**What to do:** Scan the data below for lines holding the word "Updates", and copy each line found.

(Data about app and page elements)
━━━━━━━━━━
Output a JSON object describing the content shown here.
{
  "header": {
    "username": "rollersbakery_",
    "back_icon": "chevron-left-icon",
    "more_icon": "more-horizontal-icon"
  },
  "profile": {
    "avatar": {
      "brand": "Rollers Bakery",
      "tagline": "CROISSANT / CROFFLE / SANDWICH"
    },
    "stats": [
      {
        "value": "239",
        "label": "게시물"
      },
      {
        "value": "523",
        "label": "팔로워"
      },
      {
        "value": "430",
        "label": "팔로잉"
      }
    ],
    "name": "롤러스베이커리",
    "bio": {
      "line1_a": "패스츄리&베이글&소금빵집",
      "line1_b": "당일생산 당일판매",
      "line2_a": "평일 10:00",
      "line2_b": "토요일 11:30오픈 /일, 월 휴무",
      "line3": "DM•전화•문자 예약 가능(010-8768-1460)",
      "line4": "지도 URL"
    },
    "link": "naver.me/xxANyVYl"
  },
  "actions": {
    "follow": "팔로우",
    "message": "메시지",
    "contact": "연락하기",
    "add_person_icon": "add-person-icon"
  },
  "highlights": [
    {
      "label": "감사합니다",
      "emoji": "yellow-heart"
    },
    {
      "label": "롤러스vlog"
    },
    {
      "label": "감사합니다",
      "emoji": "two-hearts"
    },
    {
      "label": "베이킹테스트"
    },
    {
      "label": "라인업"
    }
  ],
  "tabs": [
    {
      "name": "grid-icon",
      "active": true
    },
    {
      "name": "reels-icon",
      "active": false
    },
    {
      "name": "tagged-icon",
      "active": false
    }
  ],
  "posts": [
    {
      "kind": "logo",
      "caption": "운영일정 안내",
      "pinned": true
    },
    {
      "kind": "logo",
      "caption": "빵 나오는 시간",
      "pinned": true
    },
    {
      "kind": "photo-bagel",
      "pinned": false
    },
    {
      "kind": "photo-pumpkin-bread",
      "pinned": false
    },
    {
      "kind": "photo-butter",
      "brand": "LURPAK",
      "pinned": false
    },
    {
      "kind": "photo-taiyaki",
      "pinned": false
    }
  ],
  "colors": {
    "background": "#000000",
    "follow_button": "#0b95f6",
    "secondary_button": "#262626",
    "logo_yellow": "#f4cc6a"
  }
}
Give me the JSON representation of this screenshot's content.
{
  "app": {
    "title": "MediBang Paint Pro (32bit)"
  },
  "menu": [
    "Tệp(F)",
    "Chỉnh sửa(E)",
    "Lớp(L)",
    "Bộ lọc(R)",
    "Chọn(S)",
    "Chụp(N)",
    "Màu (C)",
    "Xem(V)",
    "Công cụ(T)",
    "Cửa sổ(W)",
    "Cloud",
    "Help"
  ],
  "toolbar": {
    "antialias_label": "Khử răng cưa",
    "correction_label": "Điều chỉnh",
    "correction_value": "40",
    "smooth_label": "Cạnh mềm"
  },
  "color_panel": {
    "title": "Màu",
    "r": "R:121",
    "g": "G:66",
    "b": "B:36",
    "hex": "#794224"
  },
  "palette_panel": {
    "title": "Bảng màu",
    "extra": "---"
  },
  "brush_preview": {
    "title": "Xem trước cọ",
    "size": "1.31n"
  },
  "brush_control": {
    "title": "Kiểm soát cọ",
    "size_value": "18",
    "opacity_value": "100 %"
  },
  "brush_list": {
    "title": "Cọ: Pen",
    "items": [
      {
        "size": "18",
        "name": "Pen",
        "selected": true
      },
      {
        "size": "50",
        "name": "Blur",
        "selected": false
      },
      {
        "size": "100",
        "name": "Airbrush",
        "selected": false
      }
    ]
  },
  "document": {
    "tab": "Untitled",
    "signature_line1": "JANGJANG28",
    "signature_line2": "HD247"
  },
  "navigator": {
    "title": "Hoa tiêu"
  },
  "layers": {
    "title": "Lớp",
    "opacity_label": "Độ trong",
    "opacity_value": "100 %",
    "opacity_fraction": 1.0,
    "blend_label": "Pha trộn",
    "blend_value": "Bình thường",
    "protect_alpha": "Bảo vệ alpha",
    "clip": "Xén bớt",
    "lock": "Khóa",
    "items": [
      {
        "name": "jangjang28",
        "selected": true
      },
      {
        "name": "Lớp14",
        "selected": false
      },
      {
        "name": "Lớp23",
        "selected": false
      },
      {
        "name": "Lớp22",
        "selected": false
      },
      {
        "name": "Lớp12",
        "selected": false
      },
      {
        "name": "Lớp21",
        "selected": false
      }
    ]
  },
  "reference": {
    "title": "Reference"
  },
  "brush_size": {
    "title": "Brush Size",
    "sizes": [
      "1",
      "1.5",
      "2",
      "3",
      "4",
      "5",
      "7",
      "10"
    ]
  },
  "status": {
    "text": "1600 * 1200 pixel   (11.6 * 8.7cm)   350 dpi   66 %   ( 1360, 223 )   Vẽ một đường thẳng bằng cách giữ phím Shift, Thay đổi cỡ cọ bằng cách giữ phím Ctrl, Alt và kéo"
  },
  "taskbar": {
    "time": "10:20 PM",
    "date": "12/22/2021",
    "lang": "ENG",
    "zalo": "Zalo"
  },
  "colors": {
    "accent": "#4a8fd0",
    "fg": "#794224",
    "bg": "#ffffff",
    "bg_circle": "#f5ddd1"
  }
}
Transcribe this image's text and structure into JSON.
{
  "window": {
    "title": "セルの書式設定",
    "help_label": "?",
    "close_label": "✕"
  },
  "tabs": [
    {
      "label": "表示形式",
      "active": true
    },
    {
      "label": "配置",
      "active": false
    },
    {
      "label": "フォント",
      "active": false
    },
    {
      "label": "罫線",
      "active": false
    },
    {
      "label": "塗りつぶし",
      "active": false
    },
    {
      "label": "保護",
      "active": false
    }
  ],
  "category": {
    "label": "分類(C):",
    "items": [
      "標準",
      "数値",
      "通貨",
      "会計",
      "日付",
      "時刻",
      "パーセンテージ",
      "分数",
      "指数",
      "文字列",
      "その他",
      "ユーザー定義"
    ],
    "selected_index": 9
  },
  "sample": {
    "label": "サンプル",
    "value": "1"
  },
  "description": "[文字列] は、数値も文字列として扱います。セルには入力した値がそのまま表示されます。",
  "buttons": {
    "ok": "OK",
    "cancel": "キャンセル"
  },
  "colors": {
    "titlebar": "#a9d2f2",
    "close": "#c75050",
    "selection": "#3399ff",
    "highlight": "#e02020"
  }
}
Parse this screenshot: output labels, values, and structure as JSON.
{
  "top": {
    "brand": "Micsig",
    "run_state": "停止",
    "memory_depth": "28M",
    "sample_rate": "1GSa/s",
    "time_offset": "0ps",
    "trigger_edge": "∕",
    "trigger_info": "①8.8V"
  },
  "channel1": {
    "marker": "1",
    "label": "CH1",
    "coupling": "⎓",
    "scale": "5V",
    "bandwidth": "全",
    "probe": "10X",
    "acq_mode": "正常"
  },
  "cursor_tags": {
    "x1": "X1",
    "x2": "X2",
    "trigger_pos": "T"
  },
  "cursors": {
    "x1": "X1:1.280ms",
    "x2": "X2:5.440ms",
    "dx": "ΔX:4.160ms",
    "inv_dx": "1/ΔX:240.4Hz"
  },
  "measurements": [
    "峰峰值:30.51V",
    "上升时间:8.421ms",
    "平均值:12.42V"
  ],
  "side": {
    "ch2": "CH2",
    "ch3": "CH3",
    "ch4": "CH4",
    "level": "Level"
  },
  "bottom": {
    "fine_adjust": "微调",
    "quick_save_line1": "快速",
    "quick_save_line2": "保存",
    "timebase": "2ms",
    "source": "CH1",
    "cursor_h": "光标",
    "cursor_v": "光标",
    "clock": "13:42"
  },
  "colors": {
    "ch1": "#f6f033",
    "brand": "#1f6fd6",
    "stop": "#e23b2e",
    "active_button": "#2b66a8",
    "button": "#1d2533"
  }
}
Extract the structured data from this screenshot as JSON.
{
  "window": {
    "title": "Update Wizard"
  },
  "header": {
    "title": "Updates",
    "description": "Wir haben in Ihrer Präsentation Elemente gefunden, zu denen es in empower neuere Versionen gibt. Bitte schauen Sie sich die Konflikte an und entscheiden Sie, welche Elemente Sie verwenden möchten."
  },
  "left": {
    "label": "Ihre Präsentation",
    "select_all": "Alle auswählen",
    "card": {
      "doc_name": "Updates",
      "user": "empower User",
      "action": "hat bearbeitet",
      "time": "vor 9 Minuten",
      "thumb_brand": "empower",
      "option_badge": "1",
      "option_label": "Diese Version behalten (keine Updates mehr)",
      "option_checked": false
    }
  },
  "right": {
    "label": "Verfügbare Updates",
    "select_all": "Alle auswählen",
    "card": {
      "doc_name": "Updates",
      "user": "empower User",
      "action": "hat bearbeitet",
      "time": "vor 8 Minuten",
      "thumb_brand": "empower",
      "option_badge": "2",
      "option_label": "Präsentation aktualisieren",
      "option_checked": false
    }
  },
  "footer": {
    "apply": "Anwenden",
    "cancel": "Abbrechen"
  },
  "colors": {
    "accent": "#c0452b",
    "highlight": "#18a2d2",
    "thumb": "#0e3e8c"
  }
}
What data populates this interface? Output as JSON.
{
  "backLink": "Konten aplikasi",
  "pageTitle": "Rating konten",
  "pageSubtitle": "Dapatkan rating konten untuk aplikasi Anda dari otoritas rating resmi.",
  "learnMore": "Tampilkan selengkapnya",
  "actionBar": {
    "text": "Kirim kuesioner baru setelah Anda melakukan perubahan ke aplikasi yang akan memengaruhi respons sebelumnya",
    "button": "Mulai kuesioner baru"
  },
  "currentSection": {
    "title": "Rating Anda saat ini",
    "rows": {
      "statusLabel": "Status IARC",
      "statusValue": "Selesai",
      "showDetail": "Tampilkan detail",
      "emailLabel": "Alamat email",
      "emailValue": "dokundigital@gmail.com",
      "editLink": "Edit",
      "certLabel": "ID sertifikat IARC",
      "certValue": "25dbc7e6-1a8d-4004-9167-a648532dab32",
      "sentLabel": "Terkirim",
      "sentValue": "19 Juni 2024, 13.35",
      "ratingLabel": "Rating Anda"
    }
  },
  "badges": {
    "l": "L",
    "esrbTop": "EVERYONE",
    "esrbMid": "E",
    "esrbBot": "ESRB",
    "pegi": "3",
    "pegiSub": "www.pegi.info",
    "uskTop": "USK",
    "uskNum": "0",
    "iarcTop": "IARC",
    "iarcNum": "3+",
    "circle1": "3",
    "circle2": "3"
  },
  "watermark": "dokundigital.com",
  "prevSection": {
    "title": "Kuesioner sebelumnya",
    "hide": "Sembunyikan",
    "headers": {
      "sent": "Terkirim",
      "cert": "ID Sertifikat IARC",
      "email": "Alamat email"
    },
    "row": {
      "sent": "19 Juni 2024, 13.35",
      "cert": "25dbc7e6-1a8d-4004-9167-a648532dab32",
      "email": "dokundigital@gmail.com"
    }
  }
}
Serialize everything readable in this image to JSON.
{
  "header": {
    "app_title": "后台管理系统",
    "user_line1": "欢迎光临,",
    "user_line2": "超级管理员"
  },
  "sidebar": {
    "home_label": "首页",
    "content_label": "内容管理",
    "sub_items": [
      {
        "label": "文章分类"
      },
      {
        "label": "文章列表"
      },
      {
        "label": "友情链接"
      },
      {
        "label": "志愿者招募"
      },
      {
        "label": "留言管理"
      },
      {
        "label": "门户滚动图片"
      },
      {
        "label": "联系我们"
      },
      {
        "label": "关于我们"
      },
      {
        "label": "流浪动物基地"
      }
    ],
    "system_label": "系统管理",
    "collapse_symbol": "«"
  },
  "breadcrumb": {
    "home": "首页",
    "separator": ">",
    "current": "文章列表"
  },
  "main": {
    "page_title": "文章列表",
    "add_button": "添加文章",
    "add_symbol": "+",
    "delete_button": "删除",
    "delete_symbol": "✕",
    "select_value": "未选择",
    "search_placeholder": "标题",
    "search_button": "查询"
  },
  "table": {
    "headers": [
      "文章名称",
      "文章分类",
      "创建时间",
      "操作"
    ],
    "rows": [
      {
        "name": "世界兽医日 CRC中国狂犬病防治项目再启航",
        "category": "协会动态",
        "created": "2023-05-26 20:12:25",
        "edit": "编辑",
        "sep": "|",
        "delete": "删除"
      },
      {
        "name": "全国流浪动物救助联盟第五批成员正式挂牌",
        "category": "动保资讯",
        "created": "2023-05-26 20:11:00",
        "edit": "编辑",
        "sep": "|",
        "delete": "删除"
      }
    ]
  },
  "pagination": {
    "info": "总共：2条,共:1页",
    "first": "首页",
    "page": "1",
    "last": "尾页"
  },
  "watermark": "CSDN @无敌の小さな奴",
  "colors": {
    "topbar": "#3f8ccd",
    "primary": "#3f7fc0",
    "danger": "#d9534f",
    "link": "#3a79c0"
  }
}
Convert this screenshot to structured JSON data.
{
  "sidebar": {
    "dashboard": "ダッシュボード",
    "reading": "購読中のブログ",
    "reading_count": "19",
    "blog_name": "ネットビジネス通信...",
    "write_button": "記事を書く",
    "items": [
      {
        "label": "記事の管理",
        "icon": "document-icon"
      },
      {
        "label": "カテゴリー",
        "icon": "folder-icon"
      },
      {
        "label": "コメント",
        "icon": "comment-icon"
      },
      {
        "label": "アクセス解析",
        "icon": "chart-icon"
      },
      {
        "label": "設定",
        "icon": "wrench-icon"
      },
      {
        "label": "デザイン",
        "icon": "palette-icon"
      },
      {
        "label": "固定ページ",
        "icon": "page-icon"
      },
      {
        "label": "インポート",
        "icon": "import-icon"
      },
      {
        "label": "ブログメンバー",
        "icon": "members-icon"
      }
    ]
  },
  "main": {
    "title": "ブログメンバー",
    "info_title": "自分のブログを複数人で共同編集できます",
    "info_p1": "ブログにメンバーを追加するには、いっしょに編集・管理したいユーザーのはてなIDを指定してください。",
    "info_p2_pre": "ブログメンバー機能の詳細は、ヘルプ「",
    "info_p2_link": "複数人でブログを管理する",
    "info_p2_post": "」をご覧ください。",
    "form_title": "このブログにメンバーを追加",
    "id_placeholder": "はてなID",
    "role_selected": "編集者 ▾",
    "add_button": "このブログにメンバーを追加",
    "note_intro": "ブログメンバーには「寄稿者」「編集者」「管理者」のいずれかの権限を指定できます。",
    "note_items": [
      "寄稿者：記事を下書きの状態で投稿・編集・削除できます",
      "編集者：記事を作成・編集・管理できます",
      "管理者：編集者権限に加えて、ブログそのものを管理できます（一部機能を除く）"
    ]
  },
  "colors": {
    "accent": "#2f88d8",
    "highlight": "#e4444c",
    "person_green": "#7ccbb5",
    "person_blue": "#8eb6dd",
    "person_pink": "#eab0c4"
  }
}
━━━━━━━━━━
**Exercise output:**
    "title": "Updates",
      "doc_name": "Updates",
      "option_label": "Diese Version behalten (keine Updates mehr)",
    "label": "Verfügbare Updates",
      "doc_name": "Updates",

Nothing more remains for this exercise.